_WHAT NEEDS TO BE DONE_
In the listing, find every line that has the string "title" and copy it.

_INPUT FOR THIS TASK_

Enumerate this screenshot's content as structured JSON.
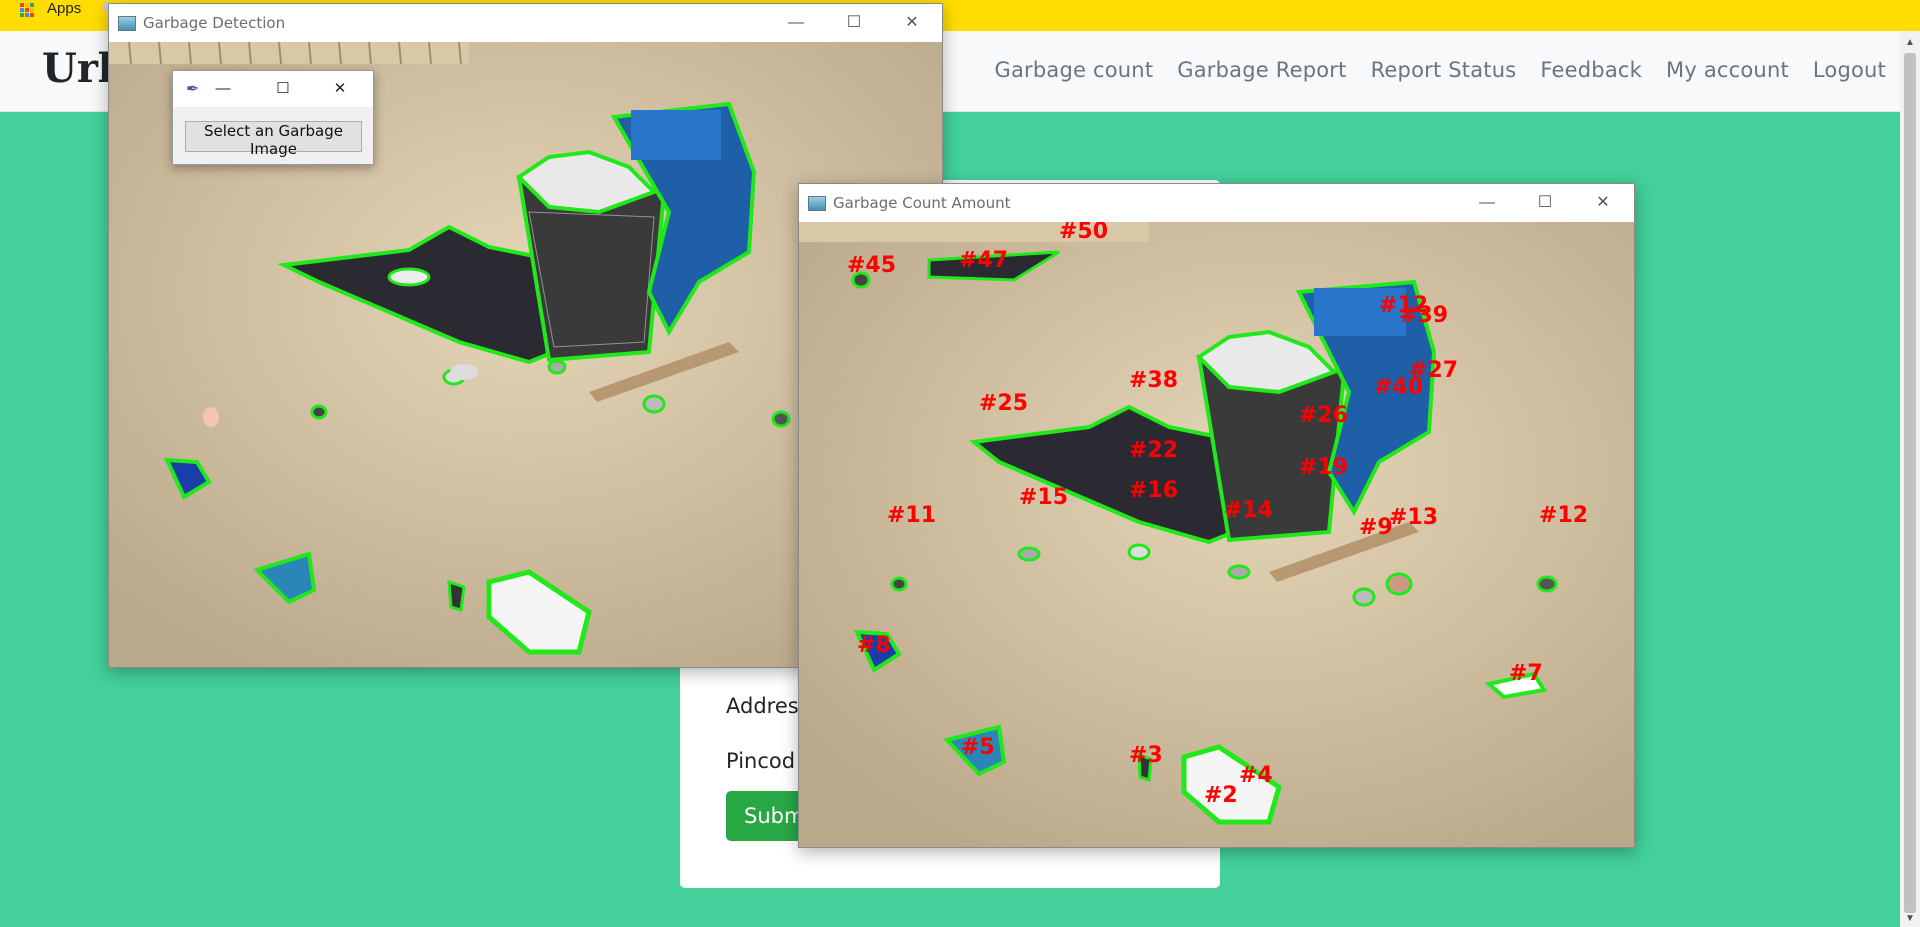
{
  "bookmarks": {
    "apps_label": "Apps"
  },
  "site": {
    "brand": "Urb",
    "nav": [
      "Garbage count",
      "Garbage Report",
      "Report Status",
      "Feedback",
      "My account",
      "Logout"
    ]
  },
  "form": {
    "address_label": "Addres",
    "pincode_label": "Pincod",
    "submit_label": "Subm"
  },
  "detection_window": {
    "title": "Garbage Detection",
    "controls": {
      "minimize": "—",
      "maximize": "☐",
      "close": "✕"
    }
  },
  "select_dialog": {
    "button_label": "Select an Garbage Image",
    "controls": {
      "minimize": "—",
      "maximize": "☐",
      "close": "✕"
    }
  },
  "count_window": {
    "title": "Garbage Count Amount",
    "controls": {
      "minimize": "—",
      "maximize": "☐",
      "close": "✕"
    },
    "labels": [
      "#45",
      "#47",
      "#50",
      "#38",
      "#40",
      "#27",
      "#39",
      "#12",
      "#25",
      "#26",
      "#22",
      "#16",
      "#15",
      "#11",
      "#14",
      "#19",
      "#9",
      "#13",
      "#12",
      "#8",
      "#7",
      "#5",
      "#3",
      "#4",
      "#2"
    ]
  },
  "colors": {
    "bookmarks_bar": "#ffdd00",
    "page_bg": "#43d09a",
    "contour": "#21e81b",
    "label": "#ff0000",
    "submit": "#28a745"
  }
}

_SOLUTION FOR THIS EXERCISE_
    "title": "Garbage Detection",
    "title": "Garbage Count Amount",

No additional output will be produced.